Unfortunately, the flame war was picked up by various
news outlets such as Linux Today who posted some fairly one
sided editorials. Judging by the comments, the maturity of
LT’s readership is dropping to slashdot standards. It
pisses me off when people blow things like this out of
proportion. Looks like they did something similar again
today in an editorial about a KDE disagreement.
Doing a bit more work on libglade2. It is still broken,
but getting less broken as time goes on. Should get it so
that the build completes to keep Sander
Since we are starting to get a number of functional free
web browsers, I had the idea that it might be a good idea to
create a Certificate Authority for free software projects
and people and get its CA cert preloaded in browsers like
Why do people use CAs like Verisign? Because people
trust them (rightly or wrongly), and their certs are
preloaded in almost all browsers so users don’t see a
disturbing dialog pop up when going to the site.
The free software community is probably in a better
position to verify the identity of people requesting
certificates. A group like Debian which already has a
strong web of trust between developers could set up a CA.
Requiring that certificate requests be GPG signed by a
debian developer who has positively identified the requestor
before issuing a certificate might provide a good balance
between security and ease of acquiring certificates.
Having the CA certificates preloaded in free browsers
such as mozilla, konqueror, etc would place them on an equal
footing with the existing CAs. Debian as a CA is just an
example, as they already have some of the infrastructure in
place for identifying people. It shouldn’t be difficult to
get CA certs added to free web browser’s databases. It
probably shouldn’t be limited to just free software related
Another interesting idea would be to setup (or adopt an
existing) alternative root zone that included a number of
TLDs related to free software (eg .gnu, .bsd, etc) along
with the existing ICANN and country code TLDs. If the major
distros shipped their nameservers pointing at this
alternative root, those TLDs would be usable (and not just
to Linux/BSD boxes — think about how many windows boxes
just forward all DNS requests to a Linux or BSD box for
Both ideas would take quite a bit to get off the ground,
so probably won’t happen unless someone is really motivated
to do it.
Put out another development

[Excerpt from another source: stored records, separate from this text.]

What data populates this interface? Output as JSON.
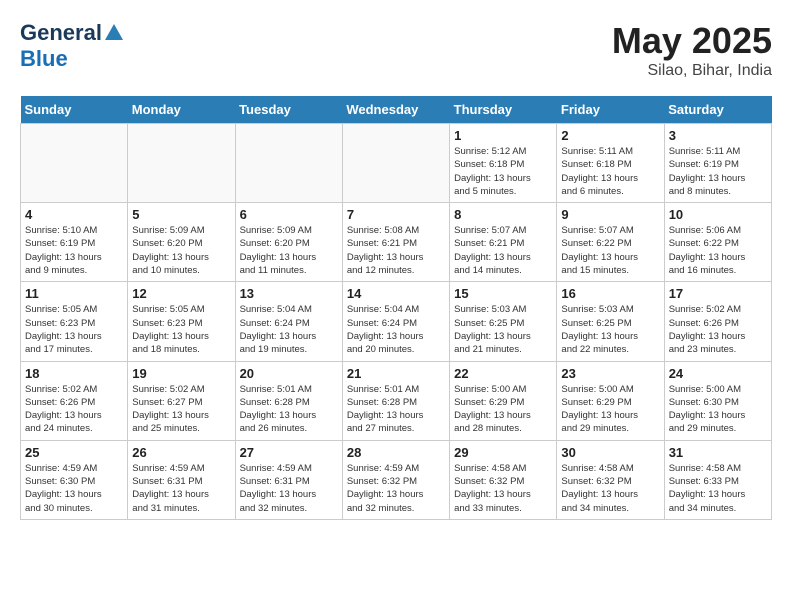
{
  "header": {
    "logo_general": "General",
    "logo_blue": "Blue",
    "title": "May 2025",
    "subtitle": "Silao, Bihar, India"
  },
  "days_of_week": [
    "Sunday",
    "Monday",
    "Tuesday",
    "Wednesday",
    "Thursday",
    "Friday",
    "Saturday"
  ],
  "weeks": [
    [
      {
        "num": "",
        "info": ""
      },
      {
        "num": "",
        "info": ""
      },
      {
        "num": "",
        "info": ""
      },
      {
        "num": "",
        "info": ""
      },
      {
        "num": "1",
        "info": "Sunrise: 5:12 AM\nSunset: 6:18 PM\nDaylight: 13 hours\nand 5 minutes."
      },
      {
        "num": "2",
        "info": "Sunrise: 5:11 AM\nSunset: 6:18 PM\nDaylight: 13 hours\nand 6 minutes."
      },
      {
        "num": "3",
        "info": "Sunrise: 5:11 AM\nSunset: 6:19 PM\nDaylight: 13 hours\nand 8 minutes."
      }
    ],
    [
      {
        "num": "4",
        "info": "Sunrise: 5:10 AM\nSunset: 6:19 PM\nDaylight: 13 hours\nand 9 minutes."
      },
      {
        "num": "5",
        "info": "Sunrise: 5:09 AM\nSunset: 6:20 PM\nDaylight: 13 hours\nand 10 minutes."
      },
      {
        "num": "6",
        "info": "Sunrise: 5:09 AM\nSunset: 6:20 PM\nDaylight: 13 hours\nand 11 minutes."
      },
      {
        "num": "7",
        "info": "Sunrise: 5:08 AM\nSunset: 6:21 PM\nDaylight: 13 hours\nand 12 minutes."
      },
      {
        "num": "8",
        "info": "Sunrise: 5:07 AM\nSunset: 6:21 PM\nDaylight: 13 hours\nand 14 minutes."
      },
      {
        "num": "9",
        "info": "Sunrise: 5:07 AM\nSunset: 6:22 PM\nDaylight: 13 hours\nand 15 minutes."
      },
      {
        "num": "10",
        "info": "Sunrise: 5:06 AM\nSunset: 6:22 PM\nDaylight: 13 hours\nand 16 minutes."
      }
    ],
    [
      {
        "num": "11",
        "info": "Sunrise: 5:05 AM\nSunset: 6:23 PM\nDaylight: 13 hours\nand 17 minutes."
      },
      {
        "num": "12",
        "info": "Sunrise: 5:05 AM\nSunset: 6:23 PM\nDaylight: 13 hours\nand 18 minutes."
      },
      {
        "num": "13",
        "info": "Sunrise: 5:04 AM\nSunset: 6:24 PM\nDaylight: 13 hours\nand 19 minutes."
      },
      {
        "num": "14",
        "info": "Sunrise: 5:04 AM\nSunset: 6:24 PM\nDaylight: 13 hours\nand 20 minutes."
      },
      {
        "num": "15",
        "info": "Sunrise: 5:03 AM\nSunset: 6:25 PM\nDaylight: 13 hours\nand 21 minutes."
      },
      {
        "num": "16",
        "info": "Sunrise: 5:03 AM\nSunset: 6:25 PM\nDaylight: 13 hours\nand 22 minutes."
      },
      {
        "num": "17",
        "info": "Sunrise: 5:02 AM\nSunset: 6:26 PM\nDaylight: 13 hours\nand 23 minutes."
      }
    ],
    [
      {
        "num": "18",
        "info": "Sunrise: 5:02 AM\nSunset: 6:26 PM\nDaylight: 13 hours\nand 24 minutes."
      },
      {
        "num": "19",
        "info": "Sunrise: 5:02 AM\nSunset: 6:27 PM\nDaylight: 13 hours\nand 25 minutes."
      },
      {
        "num": "20",
        "info": "Sunrise: 5:01 AM\nSunset: 6:28 PM\nDaylight: 13 hours\nand 26 minutes."
      },
      {
        "num": "21",
        "info": "Sunrise: 5:01 AM\nSunset: 6:28 PM\nDaylight: 13 hours\nand 27 minutes."
      },
      {
        "num": "22",
        "info": "Sunrise: 5:00 AM\nSunset: 6:29 PM\nDaylight: 13 hours\nand 28 minutes."
      },
      {
        "num": "23",
        "info": "Sunrise: 5:00 AM\nSunset: 6:29 PM\nDaylight: 13 hours\nand 29 minutes."
      },
      {
        "num": "24",
        "info": "Sunrise: 5:00 AM\nSunset: 6:30 PM\nDaylight: 13 hours\nand 29 minutes."
      }
    ],
    [
      {
        "num": "25",
        "info": "Sunrise: 4:59 AM\nSunset: 6:30 PM\nDaylight: 13 hours\nand 30 minutes."
      },
      {
        "num": "26",
        "info": "Sunrise: 4:59 AM\nSunset: 6:31 PM\nDaylight: 13 hours\nand 31 minutes."
      },
      {
        "num": "27",
        "info": "Sunrise: 4:59 AM\nSunset: 6:31 PM\nDaylight: 13 hours\nand 32 minutes."
      },
      {
        "num": "28",
        "info": "Sunrise: 4:59 AM\nSunset: 6:32 PM\nDaylight: 13 hours\nand 32 minutes."
      },
      {
        "num": "29",
        "info": "Sunrise: 4:58 AM\nSunset: 6:32 PM\nDaylight: 13 hours\nand 33 minutes."
      },
      {
        "num": "30",
        "info": "Sunrise: 4:58 AM\nSunset: 6:32 PM\nDaylight: 13 hours\nand 34 minutes."
      },
      {
        "num": "31",
        "info": "Sunrise: 4:58 AM\nSunset: 6:33 PM\nDaylight: 13 hours\nand 34 minutes."
      }
    ]
  ]
}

pygtk snapshot. I actually released it yesterday, but
my computer’s clock was out by 12 hours when I made the
release, but didn’t notice it (something weird must have
happened when bringing all the computers back up after the
brownout on sunday), and the ntp server on the gateway
didn’t start up correctly so it didn’t correct itself. I
hate clock skew.
I have some ideas on how to decrease the amount of
handcoded stuff in pygtk even further. The beginnings of
this code is included in the latest snapshot (the GBoxed
type). I haven’t gotten round to converting any of the
existing boxed types over to this new code or adjusted the
code generator yet though.
Cyrille, Lars, Steffen and Hans have been doing great
work on Dia. They
are responsible for most of the work on the recent 0.88.1
release of dia. There will probably be a 0.89 release soon.
Chema posted an initial tarball of glade
v2. I will have to look at it a bit closer. Libglade will
have to be ready for the gnome 2.0 API freeze, which will
probably be before glade2 is usable. The Sun guys want
accessibility support in glade/libglade, so we will see how
that shapes up.
At the office, I was attempting to get the amanda backup
client agent to compile under cygwin (with the aim of adding
some NT boxes to the network backup system). After patching
it to take into account “.exe” suffixes on some programs and
commenting out some of the fstab/block device code, it
finally compiled. By hooking it up to cygwin’s inetd, the
amcheck, amdump, etc programs on the backup server could
talk to the client agent on the NT box. Unfortunately, the
backup was really slow and was using 100% CPU It sent
the dump to the backup server, but then had to create an
index or stats for the dump, or something, which was taking
a long time and caused a timeout
Cygwin is a very useful tool on windows boxes, but it has
its limitations. I found out about an Amanda
Win32 client which I might try. It uses yet another
POSIX emulation layer.